Items from an interface collection
________

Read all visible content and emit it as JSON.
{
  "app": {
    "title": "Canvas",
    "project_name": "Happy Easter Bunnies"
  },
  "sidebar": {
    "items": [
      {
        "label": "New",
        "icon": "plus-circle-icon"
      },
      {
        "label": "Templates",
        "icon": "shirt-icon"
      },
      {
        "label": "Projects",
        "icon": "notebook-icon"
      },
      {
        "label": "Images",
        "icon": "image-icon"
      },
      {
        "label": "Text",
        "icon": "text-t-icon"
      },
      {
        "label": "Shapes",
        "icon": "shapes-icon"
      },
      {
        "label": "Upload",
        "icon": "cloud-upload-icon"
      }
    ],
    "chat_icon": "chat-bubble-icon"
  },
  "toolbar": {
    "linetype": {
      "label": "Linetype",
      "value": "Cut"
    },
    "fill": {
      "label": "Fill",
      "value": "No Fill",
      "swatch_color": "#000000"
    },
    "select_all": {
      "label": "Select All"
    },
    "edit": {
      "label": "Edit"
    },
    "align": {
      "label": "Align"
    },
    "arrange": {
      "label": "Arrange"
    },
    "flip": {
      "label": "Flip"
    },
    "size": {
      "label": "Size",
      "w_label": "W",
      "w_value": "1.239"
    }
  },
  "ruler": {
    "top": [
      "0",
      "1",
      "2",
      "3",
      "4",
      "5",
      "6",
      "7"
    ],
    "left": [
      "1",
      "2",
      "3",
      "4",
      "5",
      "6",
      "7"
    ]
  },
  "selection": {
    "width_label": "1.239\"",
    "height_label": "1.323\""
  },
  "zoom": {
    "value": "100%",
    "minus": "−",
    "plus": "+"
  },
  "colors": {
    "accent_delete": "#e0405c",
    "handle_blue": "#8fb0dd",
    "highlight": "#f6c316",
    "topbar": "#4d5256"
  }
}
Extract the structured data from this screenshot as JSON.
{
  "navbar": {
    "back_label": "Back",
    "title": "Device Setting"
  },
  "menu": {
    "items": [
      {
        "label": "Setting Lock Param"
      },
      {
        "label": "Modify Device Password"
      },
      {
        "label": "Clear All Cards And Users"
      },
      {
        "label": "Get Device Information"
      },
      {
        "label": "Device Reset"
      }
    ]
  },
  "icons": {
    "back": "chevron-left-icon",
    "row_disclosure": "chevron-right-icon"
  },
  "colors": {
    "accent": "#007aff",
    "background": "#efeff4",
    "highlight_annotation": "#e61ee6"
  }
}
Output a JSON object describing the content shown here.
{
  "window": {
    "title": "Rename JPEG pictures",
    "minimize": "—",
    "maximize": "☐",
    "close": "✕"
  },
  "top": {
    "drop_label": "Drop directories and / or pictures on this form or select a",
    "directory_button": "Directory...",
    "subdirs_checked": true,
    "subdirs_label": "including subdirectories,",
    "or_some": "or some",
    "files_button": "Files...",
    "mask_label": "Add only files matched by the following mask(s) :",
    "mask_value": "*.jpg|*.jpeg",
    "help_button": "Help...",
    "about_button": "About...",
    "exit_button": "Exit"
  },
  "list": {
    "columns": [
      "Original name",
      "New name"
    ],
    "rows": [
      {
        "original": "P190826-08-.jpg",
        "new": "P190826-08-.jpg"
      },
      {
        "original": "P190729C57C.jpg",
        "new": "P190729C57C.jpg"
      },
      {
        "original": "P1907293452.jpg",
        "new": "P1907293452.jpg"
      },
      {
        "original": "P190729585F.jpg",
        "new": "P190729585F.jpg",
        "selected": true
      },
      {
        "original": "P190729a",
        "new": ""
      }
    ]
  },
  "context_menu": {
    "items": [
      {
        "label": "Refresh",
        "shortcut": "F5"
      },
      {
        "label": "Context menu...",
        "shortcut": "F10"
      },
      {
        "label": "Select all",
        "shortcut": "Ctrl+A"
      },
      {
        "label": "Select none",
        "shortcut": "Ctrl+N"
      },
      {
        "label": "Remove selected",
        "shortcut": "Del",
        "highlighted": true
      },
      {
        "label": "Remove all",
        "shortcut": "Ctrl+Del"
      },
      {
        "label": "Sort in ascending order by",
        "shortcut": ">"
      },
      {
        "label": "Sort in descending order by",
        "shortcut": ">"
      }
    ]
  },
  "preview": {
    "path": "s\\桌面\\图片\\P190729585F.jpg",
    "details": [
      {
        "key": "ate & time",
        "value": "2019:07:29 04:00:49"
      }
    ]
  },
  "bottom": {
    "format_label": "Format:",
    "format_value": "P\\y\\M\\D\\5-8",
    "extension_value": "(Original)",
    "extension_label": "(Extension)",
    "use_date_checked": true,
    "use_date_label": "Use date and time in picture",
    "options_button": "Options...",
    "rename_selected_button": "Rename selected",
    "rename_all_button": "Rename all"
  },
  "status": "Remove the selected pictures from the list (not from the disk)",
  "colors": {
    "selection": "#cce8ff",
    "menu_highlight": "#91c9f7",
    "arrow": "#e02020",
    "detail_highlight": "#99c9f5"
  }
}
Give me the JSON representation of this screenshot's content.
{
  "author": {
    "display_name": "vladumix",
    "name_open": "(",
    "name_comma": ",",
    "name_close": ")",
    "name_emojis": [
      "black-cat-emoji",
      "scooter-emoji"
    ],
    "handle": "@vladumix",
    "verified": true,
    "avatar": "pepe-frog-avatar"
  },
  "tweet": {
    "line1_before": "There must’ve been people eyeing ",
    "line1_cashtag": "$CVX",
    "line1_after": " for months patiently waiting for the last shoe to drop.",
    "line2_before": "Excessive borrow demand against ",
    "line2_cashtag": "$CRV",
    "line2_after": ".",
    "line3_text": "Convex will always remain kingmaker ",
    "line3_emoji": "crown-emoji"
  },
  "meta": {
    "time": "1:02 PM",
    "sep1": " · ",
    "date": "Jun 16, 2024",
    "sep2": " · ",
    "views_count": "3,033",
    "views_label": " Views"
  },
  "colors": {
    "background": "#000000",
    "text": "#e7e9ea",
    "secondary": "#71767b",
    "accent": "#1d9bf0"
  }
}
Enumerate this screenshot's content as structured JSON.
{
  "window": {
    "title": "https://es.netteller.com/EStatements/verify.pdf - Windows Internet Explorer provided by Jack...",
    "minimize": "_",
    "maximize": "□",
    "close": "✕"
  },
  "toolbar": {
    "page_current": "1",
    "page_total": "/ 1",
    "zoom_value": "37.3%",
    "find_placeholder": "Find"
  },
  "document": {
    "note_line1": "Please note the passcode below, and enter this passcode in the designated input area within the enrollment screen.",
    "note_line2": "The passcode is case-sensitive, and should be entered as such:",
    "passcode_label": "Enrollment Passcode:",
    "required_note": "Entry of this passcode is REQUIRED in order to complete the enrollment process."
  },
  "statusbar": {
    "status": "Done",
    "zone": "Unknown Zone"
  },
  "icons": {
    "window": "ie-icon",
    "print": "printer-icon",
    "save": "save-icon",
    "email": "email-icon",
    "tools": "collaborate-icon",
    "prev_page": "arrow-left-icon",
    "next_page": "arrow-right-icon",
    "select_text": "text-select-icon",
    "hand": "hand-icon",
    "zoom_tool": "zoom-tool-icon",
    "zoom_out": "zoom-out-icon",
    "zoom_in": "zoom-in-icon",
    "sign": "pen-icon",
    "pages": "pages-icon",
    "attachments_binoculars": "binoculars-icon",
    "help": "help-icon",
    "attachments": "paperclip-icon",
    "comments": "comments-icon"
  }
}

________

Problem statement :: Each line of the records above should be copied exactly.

Result ::
Read all visible content and emit it as JSON.
{
  "app": {
    "title": "Canvas",
    "project_name": "Happy Easter Bunnies"
  },
  "sidebar": {
    "items": [
      {
        "label": "New",
        "icon": "plus-circle-icon"
      },
      {
        "label": "Templates",
        "icon": "shirt-icon"
      },
      {
        "label": "Projects",
        "icon": "notebook-icon"
      },
      {
        "label": "Images",
        "icon": "image-icon"
      },
      {
        "label": "Text",
        "icon": "text-t-icon"
      },
      {
        "label": "Shapes",
        "icon": "shapes-icon"
      },
      {
        "label": "Upload",
        "icon": "cloud-upload-icon"
      }
    ],
    "chat_icon": "chat-bubble-icon"
  },
  "toolbar": {
    "linetype": {
      "label": "Linetype",
      "value": "Cut"
    },
    "fill": {
      "label": "Fill",
      "value": "No Fill",
      "swatch_color": "#000000"
    },
    "select_all": {
      "label": "Select All"
    },
    "edit": {
      "label": "Edit"
    },
    "align": {
      "label": "Align"
    },
    "arrange": {
      "label": "Arrange"
    },
    "flip": {
      "label": "Flip"
    },
    "size": {
      "label": "Size",
      "w_label": "W",
      "w_value": "1.239"
    }
  },
  "ruler": {
    "top": [
      "0",
      "1",
      "2",
      "3",
      "4",
      "5",
      "6",
      "7"
    ],
    "left": [
      "1",
      "2",
      "3",
      "4",
      "5",
      "6",
      "7"
    ]
  },
  "selection": {
    "width_label": "1.239\"",
    "height_label": "1.323\""
  },
  "zoom": {
    "value": "100%",
    "minus": "−",
    "plus": "+"
  },
  "colors": {
    "accent_delete": "#e0405c",
    "handle_blue": "#8fb0dd",
    "highlight": "#f6c316",
    "topbar": "#4d5256"
  }
}
Extract the structured data from this screenshot as JSON.
{
  "navbar": {
    "back_label": "Back",
    "title": "Device Setting"
  },
  "menu": {
    "items": [
      {
        "label": "Setting Lock Param"
      },
      {
        "label": "Modify Device Password"
      },
      {
        "label": "Clear All Cards And Users"
      },
      {
        "label": "Get Device Information"
      },
      {
        "label": "Device Reset"
      }
    ]
  },
  "icons": {
    "back": "chevron-left-icon",
    "row_disclosure": "chevron-right-icon"
  },
  "colors": {
    "accent": "#007aff",
    "background": "#efeff4",
    "highlight_annotation": "#e61ee6"
  }
}
Output a JSON object describing the content shown here.
{
  "window": {
    "title": "Rename JPEG pictures",
    "minimize": "—",
    "maximize": "☐",
    "close": "✕"
  },
  "top": {
    "drop_label": "Drop directories and / or pictures on this form or select a",
    "directory_button": "Directory...",
    "subdirs_checked": true,
    "subdirs_label": "including subdirectories,",
    "or_some": "or some",
    "files_button": "Files...",
    "mask_label": "Add only files matched by the following mask(s) :",
    "mask_value": "*.jpg|*.jpeg",
    "help_button": "Help...",
    "about_button": "About...",
    "exit_button": "Exit"
  },
  "list": {
    "columns": [
      "Original name",
      "New name"
    ],
    "rows": [
      {
        "original": "P190826-08-.jpg",
        "new": "P190826-08-.jpg"
      },
      {
        "original": "P190729C57C.jpg",
        "new": "P190729C57C.jpg"
      },
      {
        "original": "P1907293452.jpg",
        "new": "P1907293452.jpg"
      },
      {
        "original": "P190729585F.jpg",
        "new": "P190729585F.jpg",
        "selected": true
      },
      {
        "original": "P190729a",
        "new": ""
      }
    ]
  },
  "context_menu": {
    "items": [
      {
        "label": "Refresh",
        "shortcut": "F5"
      },
      {
        "label": "Context menu...",
        "shortcut": "F10"
      },
      {
        "label": "Select all",
        "shortcut": "Ctrl+A"
      },
      {
        "label": "Select none",
        "shortcut": "Ctrl+N"
      },
      {
        "label": "Remove selected",
        "shortcut": "Del",
        "highlighted": true
      },
      {
        "label": "Remove all",
        "shortcut": "Ctrl+Del"
      },
      {
        "label": "Sort in ascending order by",
        "shortcut": ">"
      },
      {
        "label": "Sort in descending order by",
        "shortcut": ">"
      }
    ]
  },
  "preview": {
    "path": "s\\桌面\\图片\\P190729585F.jpg",
    "details": [
      {
        "key": "ate & time",
        "value": "2019:07:29 04:00:49"
      }
    ]
  },
  "bottom": {
    "format_label": "Format:",
    "format_value": "P\\y\\M\\D\\5-8",
    "extension_value": "(Original)",
    "extension_label": "(Extension)",
    "use_date_checked": true,
    "use_date_label": "Use date and time in picture",
    "options_button": "Options...",
    "rename_selected_button": "Rename selected",
    "rename_all_button": "Rename all"
  },
  "status": "Remove the selected pictures from the list (not from the disk)",
  "colors": {
    "selection": "#cce8ff",
    "menu_highlight": "#91c9f7",
    "arrow": "#e02020",
    "detail_highlight": "#99c9f5"
  }
}
Give me the JSON representation of this screenshot's content.
{
  "author": {
    "display_name": "vladumix",
    "name_open": "(",
    "name_comma": ",",
    "name_close": ")",
    "name_emojis": [
      "black-cat-emoji",
      "scooter-emoji"
    ],
    "handle": "@vladumix",
    "verified": true,
    "avatar": "pepe-frog-avatar"
  },
  "tweet": {
    "line1_before": "There must’ve been people eyeing ",
    "line1_cashtag": "$CVX",
    "line1_after": " for months patiently waiting for the last shoe to drop.",
    "line2_before": "Excessive borrow demand against ",
    "line2_cashtag": "$CRV",
    "line2_after": ".",
    "line3_text": "Convex will always remain kingmaker ",
    "line3_emoji": "crown-emoji"
  },
  "meta": {
    "time": "1:02 PM",
    "sep1": " · ",
    "date": "Jun 16, 2024",
    "sep2": " · ",
    "views_count": "3,033",
    "views_label": " Views"
  },
  "colors": {
    "background": "#000000",
    "text": "#e7e9ea",
    "secondary": "#71767b",
    "accent": "#1d9bf0"
  }
}
Enumerate this screenshot's content as structured JSON.
{
  "window": {
    "title": "https://es.netteller.com/EStatements/verify.pdf - Windows Internet Explorer provided by Jack...",
    "minimize": "_",
    "maximize": "□",
    "close": "✕"
  },
  "toolbar": {
    "page_current": "1",
    "page_total": "/ 1",
    "zoom_value": "37.3%",
    "find_placeholder": "Find"
  },
  "document": {
    "note_line1": "Please note the passcode below, and enter this passcode in the designated input area within the enrollment screen.",
    "note_line2": "The passcode is case-sensitive, and should be entered as such:",
    "passcode_label": "Enrollment Passcode:",
    "required_note": "Entry of this passcode is REQUIRED in order to complete the enrollment process."
  },
  "statusbar": {
    "status": "Done",
    "zone": "Unknown Zone"
  },
  "icons": {
    "window": "ie-icon",
    "print": "printer-icon",
    "save": "save-icon",
    "email": "email-icon",
    "tools": "collaborate-icon",
    "prev_page": "arrow-left-icon",
    "next_page": "arrow-right-icon",
    "select_text": "text-select-icon",
    "hand": "hand-icon",
    "zoom_tool": "zoom-tool-icon",
    "zoom_out": "zoom-out-icon",
    "zoom_in": "zoom-in-icon",
    "sign": "pen-icon",
    "pages": "pages-icon",
    "attachments_binoculars": "binoculars-icon",
    "help": "help-icon",
    "attachments": "paperclip-icon",
    "comments": "comments-icon"
  }
}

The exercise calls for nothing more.